As an informal comparison, I also shot some images of similar-sized objects (from a few millimeters to just under a centimeter) under identical conditions with our 100mm f/2.8L IS Macro plus 12mm extension tube II. The 100mm Macro is, of course, easier to use with autofocus and metering. My sense is that the Planar, despite being almost twenty five years old is very sharp and has better color than the 100mm f/2.8 L Canon Macro. It also produces a dreamy, Leica-like quality not present in any of the other lenses.

On the other hand, the Canon 100mm is a really nice lens and a real workhorse with great functionality over a range of sizes and distances. If I needed to get a shot, it’s what I would reach for. The Planar, however, seems to have potential for making some really gorgeous images, albeit with lots of effort and trial and error. The results with the Planar were encouraging enough for me to order a Fotodiox reverse adapter for my dad’s old Rollei Schneider 50mm f/1.8 from the 70’s. We’ll see.

In our throw away society, it’s nice to find a way to use and derive unique benefit from some “obsolete” technology. Can’t wait for the warm buggy and flowery Texas weather! With lots of practice I hope I can at least get in the same ball park as Mr. Shahan.

Buttercup, Brazos Bend State Park, Texas
Buttercup (Ranunculus sp.), Brazos Bend State Park, Texas. These flowers are quite small: perhaps 2.5 cm across the petals. Canon EOS 7DII/100mm f/2.8L IS Macro (+12mm extension tube II). Natural light. Hand-held.

©2016 Christopher R. Cunningham.

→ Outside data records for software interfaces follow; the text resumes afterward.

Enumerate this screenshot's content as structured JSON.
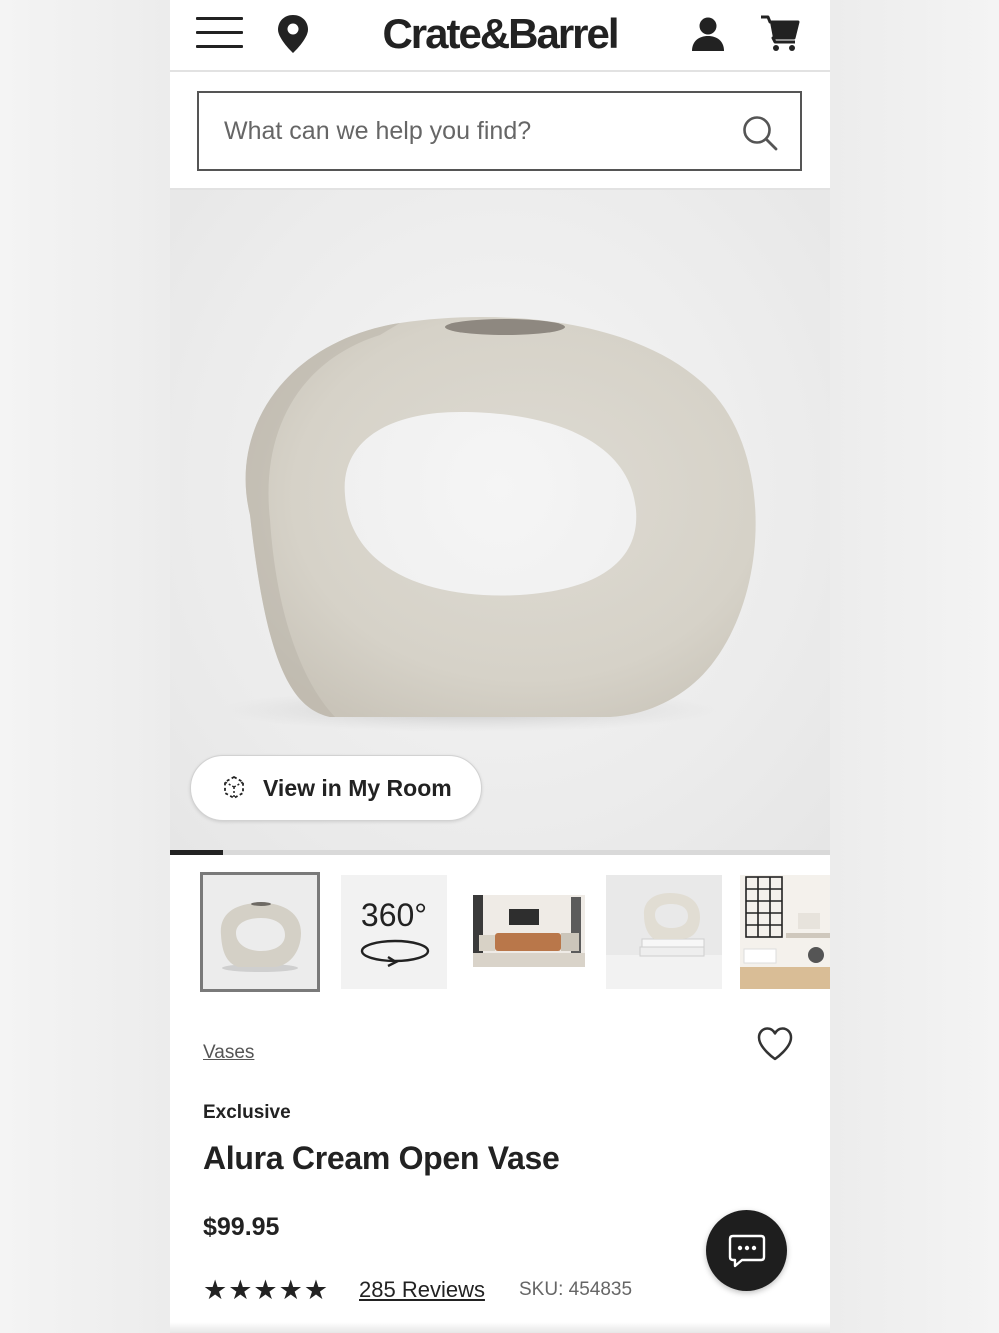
{
  "header": {
    "logo_text": "Crate&Barrel",
    "icons": [
      "hamburger-menu-icon",
      "location-pin-icon",
      "user-icon",
      "cart-icon"
    ]
  },
  "search": {
    "placeholder": "What can we help you find?",
    "value": ""
  },
  "hero": {
    "view_in_room_label": "View in My Room",
    "gallery_progress_fraction": 0.08
  },
  "thumbnails": [
    {
      "kind": "product-photo",
      "selected": true
    },
    {
      "kind": "360-view",
      "label": "360°"
    },
    {
      "kind": "living-room-photo"
    },
    {
      "kind": "styled-vase-photo"
    },
    {
      "kind": "office-room-photo"
    }
  ],
  "product": {
    "category": "Vases",
    "badge": "Exclusive",
    "title": "Alura Cream Open Vase",
    "price": "$99.95",
    "rating_stars": "★★★★★",
    "rating": 5,
    "reviews_label": "285 Reviews",
    "sku": "SKU: 454835"
  },
  "colors": {
    "text": "#222222",
    "background": "#ffffff",
    "vase": "#d9d5cc",
    "chat_button": "#1e1e1e"
  }
}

All rights reserved. No text or images may be duplicated or distributed without permission.